[App and web page records]
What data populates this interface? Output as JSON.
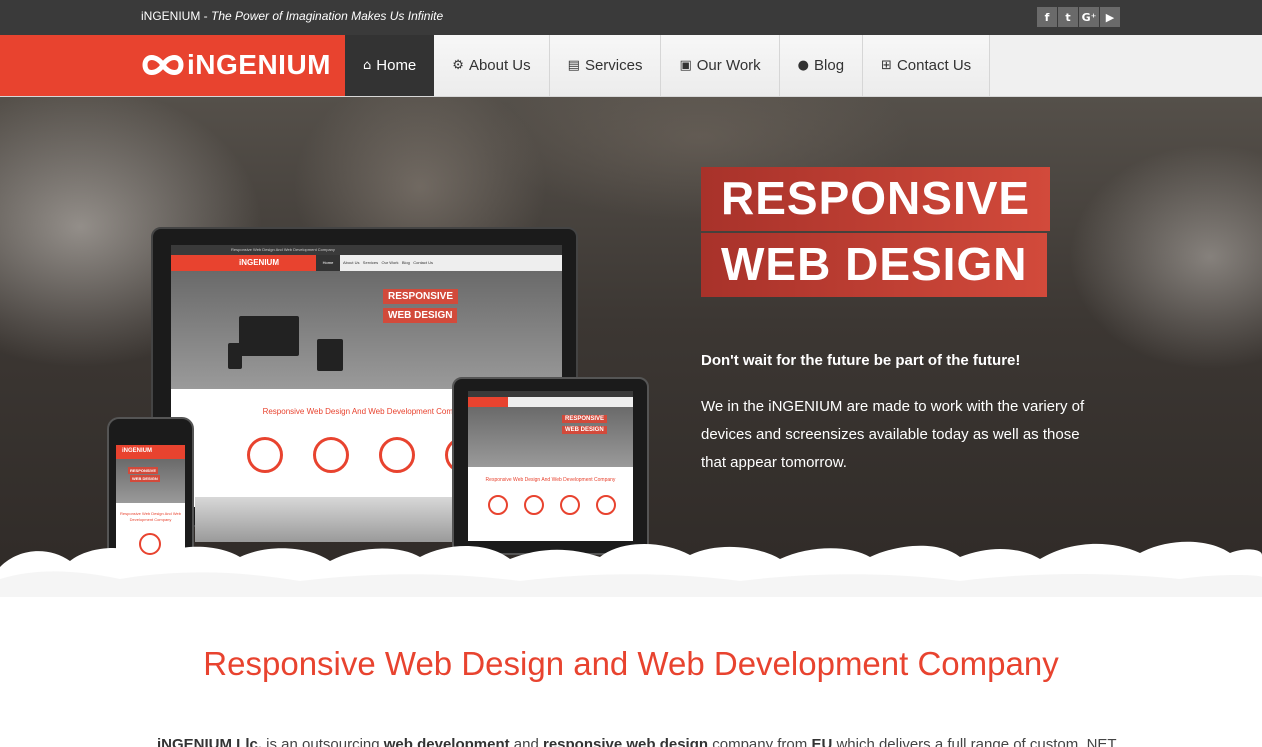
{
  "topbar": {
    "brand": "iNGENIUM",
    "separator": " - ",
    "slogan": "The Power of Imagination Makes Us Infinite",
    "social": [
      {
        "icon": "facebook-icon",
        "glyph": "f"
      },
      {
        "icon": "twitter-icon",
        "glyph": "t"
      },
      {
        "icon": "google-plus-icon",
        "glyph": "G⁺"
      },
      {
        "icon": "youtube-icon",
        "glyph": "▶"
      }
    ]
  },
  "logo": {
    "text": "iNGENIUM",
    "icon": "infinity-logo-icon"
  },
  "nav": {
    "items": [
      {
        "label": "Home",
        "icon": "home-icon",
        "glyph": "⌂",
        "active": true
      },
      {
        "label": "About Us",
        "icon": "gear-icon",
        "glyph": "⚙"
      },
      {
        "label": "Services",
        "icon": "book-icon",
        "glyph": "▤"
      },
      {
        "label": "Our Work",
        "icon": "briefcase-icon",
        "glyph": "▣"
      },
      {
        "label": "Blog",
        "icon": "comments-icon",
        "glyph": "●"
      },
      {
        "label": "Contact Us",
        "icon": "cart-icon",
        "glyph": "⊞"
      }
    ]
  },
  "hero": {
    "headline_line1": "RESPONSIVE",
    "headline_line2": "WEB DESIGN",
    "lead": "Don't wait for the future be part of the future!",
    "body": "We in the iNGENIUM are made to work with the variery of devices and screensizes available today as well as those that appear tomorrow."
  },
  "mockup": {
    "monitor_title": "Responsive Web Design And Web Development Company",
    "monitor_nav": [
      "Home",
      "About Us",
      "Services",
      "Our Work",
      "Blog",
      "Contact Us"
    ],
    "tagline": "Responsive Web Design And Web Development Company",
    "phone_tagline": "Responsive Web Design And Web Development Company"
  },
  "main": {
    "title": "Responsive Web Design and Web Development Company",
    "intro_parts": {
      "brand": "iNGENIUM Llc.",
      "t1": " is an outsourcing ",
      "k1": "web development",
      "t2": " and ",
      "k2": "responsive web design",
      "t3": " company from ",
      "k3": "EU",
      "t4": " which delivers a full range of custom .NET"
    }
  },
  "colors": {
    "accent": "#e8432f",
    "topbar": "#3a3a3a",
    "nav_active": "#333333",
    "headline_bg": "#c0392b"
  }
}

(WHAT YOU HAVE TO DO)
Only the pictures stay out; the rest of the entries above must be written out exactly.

(RESULT OF THE TASK)
What data populates this interface? Output as JSON.
{
  "topbar": {
    "brand": "iNGENIUM",
    "separator": " - ",
    "slogan": "The Power of Imagination Makes Us Infinite",
    "social": [
      {
        "icon": "facebook-icon",
        "glyph": "f"
      },
      {
        "icon": "twitter-icon",
        "glyph": "t"
      },
      {
        "icon": "google-plus-icon",
        "glyph": "G⁺"
      },
      {
        "icon": "youtube-icon",
        "glyph": "▶"
      }
    ]
  },
  "logo": {
    "text": "iNGENIUM",
    "icon": "infinity-logo-icon"
  },
  "nav": {
    "items": [
      {
        "label": "Home",
        "icon": "home-icon",
        "glyph": "⌂",
        "active": true
      },
      {
        "label": "About Us",
        "icon": "gear-icon",
        "glyph": "⚙"
      },
      {
        "label": "Services",
        "icon": "book-icon",
        "glyph": "▤"
      },
      {
        "label": "Our Work",
        "icon": "briefcase-icon",
        "glyph": "▣"
      },
      {
        "label": "Blog",
        "icon": "comments-icon",
        "glyph": "●"
      },
      {
        "label": "Contact Us",
        "icon": "cart-icon",
        "glyph": "⊞"
      }
    ]
  },
  "hero": {
    "headline_line1": "RESPONSIVE",
    "headline_line2": "WEB DESIGN",
    "lead": "Don't wait for the future be part of the future!",
    "body": "We in the iNGENIUM are made to work with the variery of devices and screensizes available today as well as those that appear tomorrow."
  },
  "mockup": {
    "monitor_title": "Responsive Web Design And Web Development Company",
    "monitor_nav": [
      "Home",
      "About Us",
      "Services",
      "Our Work",
      "Blog",
      "Contact Us"
    ],
    "tagline": "Responsive Web Design And Web Development Company",
    "phone_tagline": "Responsive Web Design And Web Development Company"
  },
  "main": {
    "title": "Responsive Web Design and Web Development Company",
    "intro_parts": {
      "brand": "iNGENIUM Llc.",
      "t1": " is an outsourcing ",
      "k1": "web development",
      "t2": " and ",
      "k2": "responsive web design",
      "t3": " company from ",
      "k3": "EU",
      "t4": " which delivers a full range of custom .NET"
    }
  },
  "colors": {
    "accent": "#e8432f",
    "topbar": "#3a3a3a",
    "nav_active": "#333333",
    "headline_bg": "#c0392b"
  }
}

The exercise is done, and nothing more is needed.